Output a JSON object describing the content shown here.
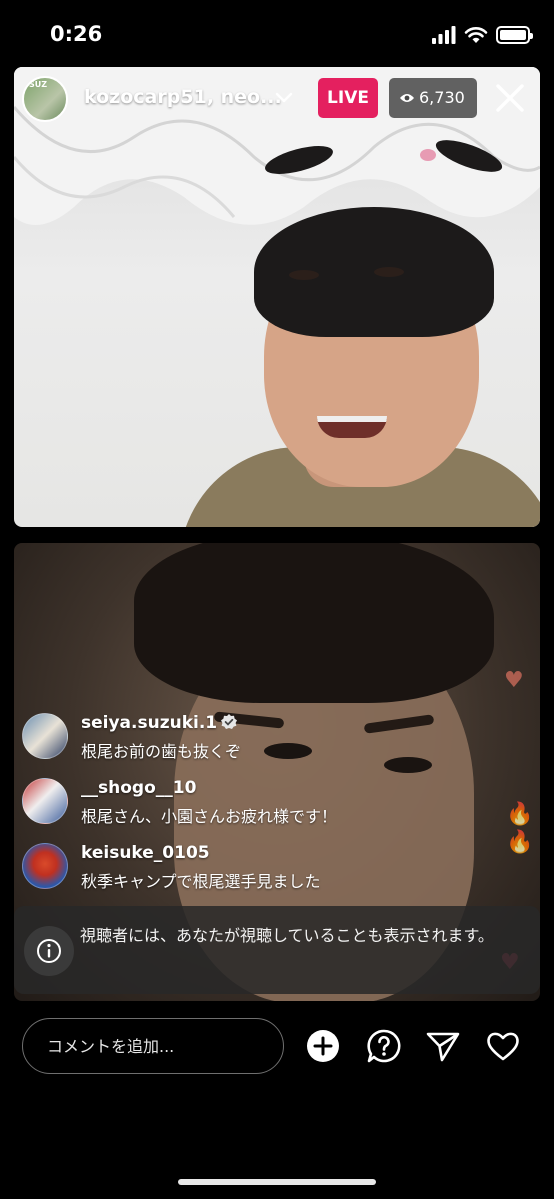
{
  "status_bar": {
    "time": "0:26",
    "icons": [
      "signal-icon",
      "wifi-icon",
      "battery-icon"
    ]
  },
  "header": {
    "host_avatar_text": "SUZ",
    "host_name": "kozocarp51, neo...",
    "live_label": "LIVE",
    "viewer_count": "6,730"
  },
  "comments": [
    {
      "user": "seiya.suzuki.1",
      "verified": true,
      "text": "根尾お前の歯も抜くぞ"
    },
    {
      "user": "__shogo__10",
      "verified": false,
      "text": "根尾さん、小園さんお疲れ様です！"
    },
    {
      "user": "keisuke_0105",
      "verified": false,
      "text": "秋季キャンプで根尾選手見ました"
    }
  ],
  "notice": {
    "text": "視聴者には、あなたが視聴していることも表示されます。"
  },
  "bottom_bar": {
    "comment_placeholder": "コメントを追加..."
  },
  "colors": {
    "live_badge": "#e4205f",
    "background": "#000000"
  }
}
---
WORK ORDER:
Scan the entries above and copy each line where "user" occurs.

SOLUTION FOR THIS EXERCISE:
      "user": "seiya.suzuki.1",
      "user": "__shogo__10",
      "user": "keisuke_0105",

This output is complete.